Physicists at FAU in Erlangen have now confirmed this suspicion for the first time. In their experiments, they used a laser whose light also has spin or a direction of rotation. The result: If a crystal is exposed to light with a left-hand spin, the electrons move to the left. If the direction of the light is reversed, the direction of the flow of electrons also reverses. "The experiments clearly demonstrate that the direction of rotation of the electrons and the direction of flow of current are linked."

Until now, scientists presumed that the atomic structure of perovskites was too 'orderly' for such behaviour. In actual fact, experiments with cooled crystals show only a very weak link between the direction of rotation of the electrons and the direction of current flow. "This changes, however, when the crystals are heated to room temperature because the movement of the atoms leads to fluctuating deviations of the highly-ordered structure," says Nieser. "The heat enables the crystals of perovskite to link the of rotation and flow of the electrons. A 'normal' crystal couldn't do that."

The discovery of the connection between heat and spin in electrons means that the FAU researchers have uncovered a vital aspect of the unusual flow of current in perovskites. Their work could contribute to improving the understanding of the high energy efficiency of these crystals and to developing new materials for photovoltaics in the future.

Explore further: Revealing the microscopic mechanisms in perovskite solar cells

More information: Daniel Niesner et al, Structural fluctuations cause spin-split states in tetragonal (CH3NH3)PbI3 as evidenced by the circular photogalvanic effect, Proceedings of the National Academy of Sciences (2018). DOI: 10.1073/pnas.1805422115

Related Stories

Revealing the microscopic mechanisms in perovskite solar cells

March 21, 2017

A material with the perovskite crystal structure has become very popular for solar cells. While most perovskites are inorganic compounds, this new material is a hybrid of relatively inexpensive organic and inorganic materials. ...

Slow 'hot electrons' could improve solar cell efficiency

January 16, 2018

Photons with energy higher than the band gap of the semiconductor absorbing them give rise to what are known as hot electrons. The extra energy in respect to the band gap is lost very fast, as it is converted into heat and ...
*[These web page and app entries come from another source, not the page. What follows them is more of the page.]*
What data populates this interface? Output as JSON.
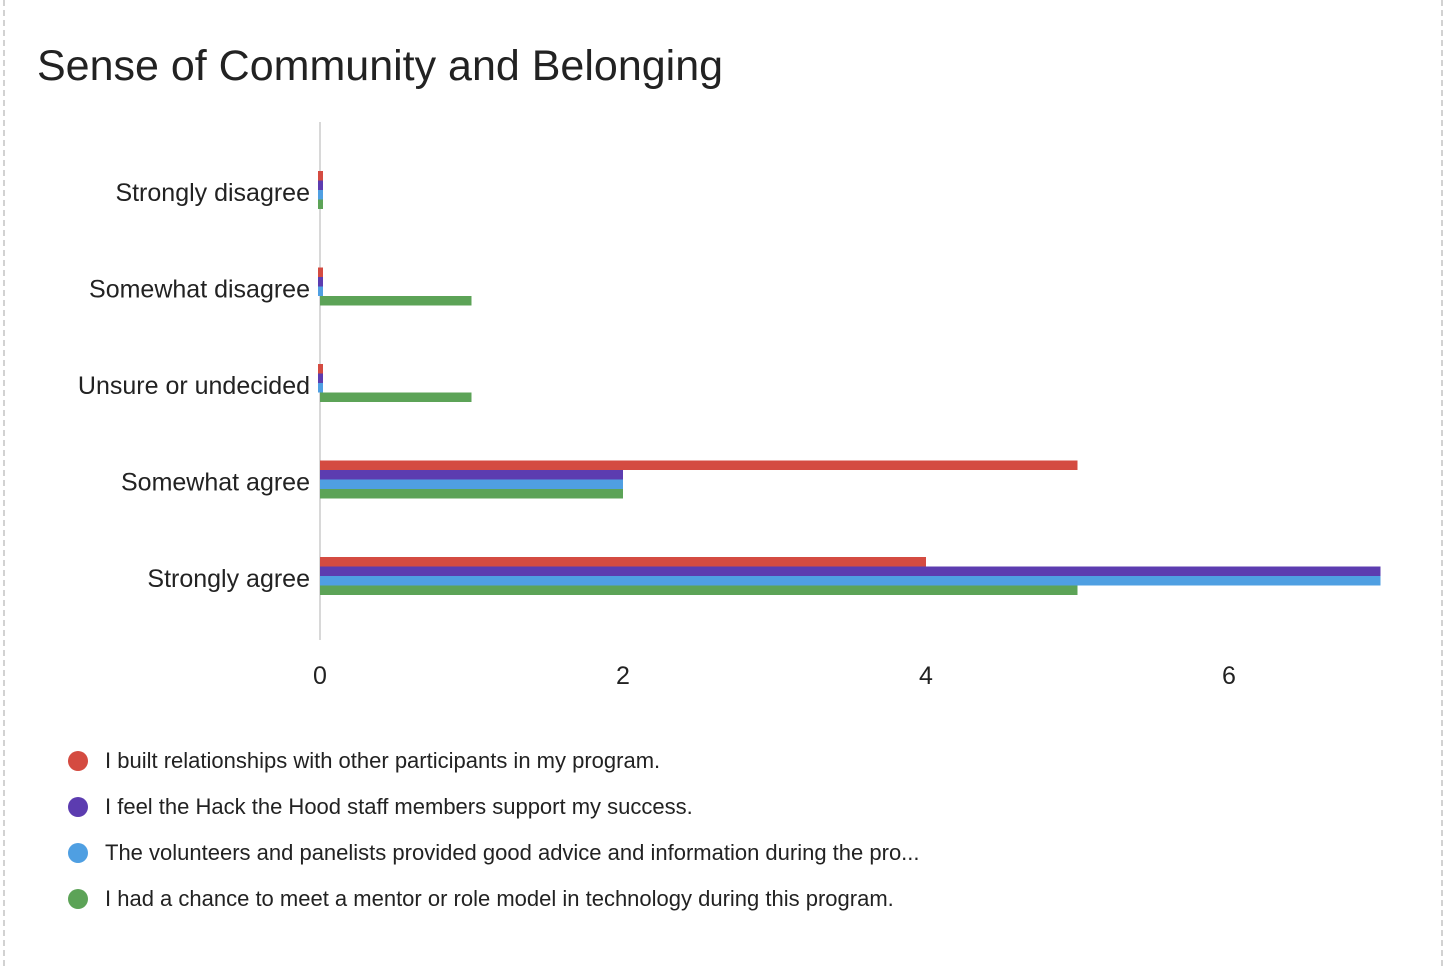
{
  "chart_data": {
    "type": "bar",
    "orientation": "horizontal",
    "title": "Sense of Community and Belonging",
    "categories": [
      "Strongly disagree",
      "Somewhat disagree",
      "Unsure or undecided",
      "Somewhat agree",
      "Strongly agree"
    ],
    "series": [
      {
        "name": "I built relationships with other participants in my program.",
        "color": "#d44b41",
        "values": [
          0,
          0,
          0,
          5,
          4
        ]
      },
      {
        "name": "I feel the Hack the Hood staff members support my success.",
        "color": "#5c3cb0",
        "values": [
          0,
          0,
          0,
          2,
          7
        ]
      },
      {
        "name": "The volunteers and panelists provided good advice and information during the pro...",
        "color": "#4f9fe2",
        "values": [
          0,
          0,
          0,
          2,
          7
        ]
      },
      {
        "name": "I had a chance to meet a mentor or role model in technology during this program.",
        "color": "#5ca357",
        "values": [
          0,
          1,
          1,
          2,
          5
        ]
      }
    ],
    "xticks": [
      "0",
      "2",
      "4",
      "6"
    ],
    "xlim": [
      0,
      7
    ],
    "legend_position": "bottom",
    "grid": false
  }
}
Why perovskite solar cells are so efficient

April 25, 2018

Solar cells with efficiencies above 20% and produced at low costs – perovskites make this possible. Now, researchers of Karlsruhe Institute of Technology (KIT) have gained fundamental insight into the function of perovskite ...

Recommended for you

Copper compound as promising quantum computing unit

December 12, 2018

Quantum computers could vastly increase the capabilities of IT systems, bringing major changes worldwide. However, there is still a long way to go before such a device can actually be constructed, because it has not yet ...

Researchers make shape shifting cell breakthrough

December 11, 2018

A new computational model developed by researchers from The City College of New York and Yale gives a clearer picture of the structure and mechanics of soft, shape-changing cells that could provide a better understanding ...

1 comment

Adjust slider to filter visible comments by rank

Display comments: newest first

not rated yet Sep 21, 2018
Congrats, perovskites, ie ferroelectrics one venue, have fascinating potential for molecular manipulation.

Please sign in to add a comment. Registration is free, and takes less than a minute. Read more

Click here to reset your password.
Sign in to get notified via email when new comments are made.